Marvel Comics’ mature readers imprint, Epic Comics, published a Tomb of Dracula limited series in 1991 entitled, “Day of Blood, Night of Redemption.” Marv Wolfman and Gene Colan reunited from the original series and teamed with Al Williamson to produce this visually stunning and highly ambitious four-part epic. The script faltered a bit by the end, as it really needed at least two more issues to realize its full potential; but this was an excellent effort and a welcome return to form that is deserving of more attention for its high standard of quality throughout.
The third issue gets underway with a quiet interlude shattered when a street gang makes the mistake of harassing the vampire after discovering him alone on the streets of Washington D.C. There is an unmistakable cathartic glee to the scene where Dracula literally drags the leader of the gang to his death. This is followed by a brief segment that establishes Katinka as having joined Frank Drake and Blade in their hunt for the vampire. Her character proves the necessary bridge to smooth the rough partnership rekindled between these two very different men. She also functions as a Van Helsing substitute, who is seeking a scientific cure for Marlene’s possession.

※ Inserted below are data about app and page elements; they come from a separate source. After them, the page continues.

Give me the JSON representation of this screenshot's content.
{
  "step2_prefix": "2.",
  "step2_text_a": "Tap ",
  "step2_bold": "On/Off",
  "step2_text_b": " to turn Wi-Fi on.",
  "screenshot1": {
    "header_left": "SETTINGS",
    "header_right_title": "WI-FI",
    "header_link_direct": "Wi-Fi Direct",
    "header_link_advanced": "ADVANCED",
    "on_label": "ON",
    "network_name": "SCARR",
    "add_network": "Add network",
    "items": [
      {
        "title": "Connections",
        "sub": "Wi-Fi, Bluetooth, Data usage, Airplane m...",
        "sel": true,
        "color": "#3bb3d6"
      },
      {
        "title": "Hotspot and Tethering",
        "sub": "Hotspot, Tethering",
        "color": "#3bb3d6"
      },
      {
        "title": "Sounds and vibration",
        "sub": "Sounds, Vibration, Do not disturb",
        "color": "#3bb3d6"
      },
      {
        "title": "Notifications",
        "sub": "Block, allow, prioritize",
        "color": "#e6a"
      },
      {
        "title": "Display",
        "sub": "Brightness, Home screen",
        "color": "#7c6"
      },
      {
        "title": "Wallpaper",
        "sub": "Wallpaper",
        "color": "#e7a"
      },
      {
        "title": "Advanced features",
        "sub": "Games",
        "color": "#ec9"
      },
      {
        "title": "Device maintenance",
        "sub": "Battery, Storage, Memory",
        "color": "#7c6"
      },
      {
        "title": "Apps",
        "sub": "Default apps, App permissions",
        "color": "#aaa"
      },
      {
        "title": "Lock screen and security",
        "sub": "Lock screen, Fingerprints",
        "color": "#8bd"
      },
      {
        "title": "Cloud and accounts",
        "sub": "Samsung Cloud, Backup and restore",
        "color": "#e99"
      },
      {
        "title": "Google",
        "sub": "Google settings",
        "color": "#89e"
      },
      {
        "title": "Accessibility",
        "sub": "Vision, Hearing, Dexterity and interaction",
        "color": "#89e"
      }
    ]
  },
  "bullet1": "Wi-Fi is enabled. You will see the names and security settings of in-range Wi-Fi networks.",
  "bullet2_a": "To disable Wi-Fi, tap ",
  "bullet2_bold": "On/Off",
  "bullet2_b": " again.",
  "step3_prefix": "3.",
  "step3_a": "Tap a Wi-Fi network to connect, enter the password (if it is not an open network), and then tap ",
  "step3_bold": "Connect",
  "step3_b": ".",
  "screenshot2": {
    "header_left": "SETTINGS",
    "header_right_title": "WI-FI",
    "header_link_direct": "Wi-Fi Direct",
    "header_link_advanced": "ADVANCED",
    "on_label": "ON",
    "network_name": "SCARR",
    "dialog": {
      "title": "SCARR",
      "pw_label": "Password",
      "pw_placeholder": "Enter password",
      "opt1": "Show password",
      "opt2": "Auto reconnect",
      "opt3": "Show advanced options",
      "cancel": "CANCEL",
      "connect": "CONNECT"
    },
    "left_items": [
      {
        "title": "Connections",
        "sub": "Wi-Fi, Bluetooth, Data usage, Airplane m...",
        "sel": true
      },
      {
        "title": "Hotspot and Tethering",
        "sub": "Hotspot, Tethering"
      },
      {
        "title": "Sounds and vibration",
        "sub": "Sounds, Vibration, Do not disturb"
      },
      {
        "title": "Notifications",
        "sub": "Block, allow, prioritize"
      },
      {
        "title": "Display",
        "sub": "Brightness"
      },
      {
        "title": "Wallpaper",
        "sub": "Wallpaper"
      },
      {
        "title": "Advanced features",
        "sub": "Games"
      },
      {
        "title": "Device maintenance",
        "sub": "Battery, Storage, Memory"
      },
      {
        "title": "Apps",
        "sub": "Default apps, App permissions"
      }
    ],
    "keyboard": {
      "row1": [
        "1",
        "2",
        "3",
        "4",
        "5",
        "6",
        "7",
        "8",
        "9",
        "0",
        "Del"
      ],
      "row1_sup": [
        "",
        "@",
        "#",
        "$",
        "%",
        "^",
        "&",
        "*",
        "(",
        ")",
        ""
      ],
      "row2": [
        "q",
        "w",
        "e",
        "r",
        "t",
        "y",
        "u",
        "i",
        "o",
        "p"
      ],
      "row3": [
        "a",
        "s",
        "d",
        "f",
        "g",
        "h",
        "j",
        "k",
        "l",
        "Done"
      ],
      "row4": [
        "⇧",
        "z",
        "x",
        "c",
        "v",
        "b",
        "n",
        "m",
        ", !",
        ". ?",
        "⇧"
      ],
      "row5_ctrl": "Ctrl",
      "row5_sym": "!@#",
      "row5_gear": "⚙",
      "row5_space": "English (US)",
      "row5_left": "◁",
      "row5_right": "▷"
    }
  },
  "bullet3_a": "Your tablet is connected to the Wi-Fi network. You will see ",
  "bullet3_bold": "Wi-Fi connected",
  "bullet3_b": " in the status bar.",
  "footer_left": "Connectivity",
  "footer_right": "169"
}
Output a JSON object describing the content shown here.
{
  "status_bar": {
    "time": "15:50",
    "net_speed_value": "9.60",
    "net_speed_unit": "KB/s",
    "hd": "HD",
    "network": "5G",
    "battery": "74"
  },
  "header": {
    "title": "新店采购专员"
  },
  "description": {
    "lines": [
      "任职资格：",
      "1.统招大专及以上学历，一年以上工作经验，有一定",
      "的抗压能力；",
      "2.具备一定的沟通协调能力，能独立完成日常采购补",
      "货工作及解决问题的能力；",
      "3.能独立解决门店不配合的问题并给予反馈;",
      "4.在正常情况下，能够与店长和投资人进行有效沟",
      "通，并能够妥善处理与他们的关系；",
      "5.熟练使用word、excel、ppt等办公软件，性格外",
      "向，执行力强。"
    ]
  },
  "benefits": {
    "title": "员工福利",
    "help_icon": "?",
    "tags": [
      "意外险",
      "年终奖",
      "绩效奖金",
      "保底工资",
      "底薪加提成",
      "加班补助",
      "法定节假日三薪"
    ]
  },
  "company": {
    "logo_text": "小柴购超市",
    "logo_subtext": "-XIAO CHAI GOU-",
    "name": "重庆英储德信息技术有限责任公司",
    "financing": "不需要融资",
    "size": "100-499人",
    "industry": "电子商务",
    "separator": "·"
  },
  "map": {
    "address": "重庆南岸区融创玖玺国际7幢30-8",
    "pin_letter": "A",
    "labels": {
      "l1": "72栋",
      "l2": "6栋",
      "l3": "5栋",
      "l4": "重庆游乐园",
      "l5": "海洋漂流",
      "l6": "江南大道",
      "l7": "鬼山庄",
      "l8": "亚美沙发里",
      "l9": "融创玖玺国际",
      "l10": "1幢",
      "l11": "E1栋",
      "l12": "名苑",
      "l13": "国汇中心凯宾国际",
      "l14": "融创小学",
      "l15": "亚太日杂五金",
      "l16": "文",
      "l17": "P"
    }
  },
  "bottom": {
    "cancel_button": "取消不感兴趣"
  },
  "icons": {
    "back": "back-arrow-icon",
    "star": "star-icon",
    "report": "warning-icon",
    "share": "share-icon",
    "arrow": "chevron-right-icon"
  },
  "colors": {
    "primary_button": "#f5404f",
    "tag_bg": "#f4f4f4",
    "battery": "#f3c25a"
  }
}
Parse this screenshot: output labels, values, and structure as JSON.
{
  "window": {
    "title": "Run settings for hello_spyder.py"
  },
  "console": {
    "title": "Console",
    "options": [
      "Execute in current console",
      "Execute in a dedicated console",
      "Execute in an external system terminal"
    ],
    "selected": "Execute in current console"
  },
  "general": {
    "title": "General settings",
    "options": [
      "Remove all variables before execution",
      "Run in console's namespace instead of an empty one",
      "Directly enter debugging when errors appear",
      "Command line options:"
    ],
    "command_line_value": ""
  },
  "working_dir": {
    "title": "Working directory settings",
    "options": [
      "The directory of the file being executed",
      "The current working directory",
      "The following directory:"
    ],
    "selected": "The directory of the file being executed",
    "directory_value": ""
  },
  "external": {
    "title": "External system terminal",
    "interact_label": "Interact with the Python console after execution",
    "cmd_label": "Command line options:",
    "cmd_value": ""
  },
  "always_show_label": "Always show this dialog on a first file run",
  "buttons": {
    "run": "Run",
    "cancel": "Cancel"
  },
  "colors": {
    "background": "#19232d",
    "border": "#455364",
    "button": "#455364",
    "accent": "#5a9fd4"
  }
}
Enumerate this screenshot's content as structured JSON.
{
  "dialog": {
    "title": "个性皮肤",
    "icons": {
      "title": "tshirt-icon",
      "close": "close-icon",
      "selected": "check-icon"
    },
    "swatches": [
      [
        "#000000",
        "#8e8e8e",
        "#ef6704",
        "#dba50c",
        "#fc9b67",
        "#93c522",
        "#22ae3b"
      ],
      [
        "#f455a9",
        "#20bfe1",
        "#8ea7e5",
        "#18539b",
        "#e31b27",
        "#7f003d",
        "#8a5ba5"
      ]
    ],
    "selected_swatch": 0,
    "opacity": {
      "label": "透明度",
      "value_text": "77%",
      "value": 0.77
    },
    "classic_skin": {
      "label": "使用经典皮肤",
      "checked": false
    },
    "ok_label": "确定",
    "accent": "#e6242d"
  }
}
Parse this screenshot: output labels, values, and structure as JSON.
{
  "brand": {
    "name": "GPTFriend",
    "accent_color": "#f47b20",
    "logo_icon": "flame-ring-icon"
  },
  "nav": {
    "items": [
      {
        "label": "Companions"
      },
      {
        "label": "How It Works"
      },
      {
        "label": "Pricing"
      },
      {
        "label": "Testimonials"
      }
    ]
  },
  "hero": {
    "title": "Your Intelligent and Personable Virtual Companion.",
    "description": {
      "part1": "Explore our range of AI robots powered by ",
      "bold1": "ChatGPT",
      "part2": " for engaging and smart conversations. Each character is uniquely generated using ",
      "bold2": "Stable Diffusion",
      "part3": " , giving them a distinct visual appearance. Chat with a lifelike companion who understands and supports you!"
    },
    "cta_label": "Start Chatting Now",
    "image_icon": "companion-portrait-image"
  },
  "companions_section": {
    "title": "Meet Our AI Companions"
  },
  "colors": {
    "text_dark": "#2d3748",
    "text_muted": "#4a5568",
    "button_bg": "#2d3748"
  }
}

Marv Wolfman obviously felt the imposing weight of technological change in the ten years since he had last written the character and brings the same weight to bear on the vampire. Dracula pays a visit to Lila in her dorm at Georgetown University, where he succeeds in seducing her. Once under the vampire’s spell, the young woman eagerly steals all of Professor Smirnoff’s notes and introduces the vampire to the burgeoning computer age and the marvel of the CD-Rom in this pre-Internet story. While Dracula absorbs all of this information, he is dismissive of Lila. The sexually confused young woman believes she loves the vampire and willingly enters into an abusive relationship with him.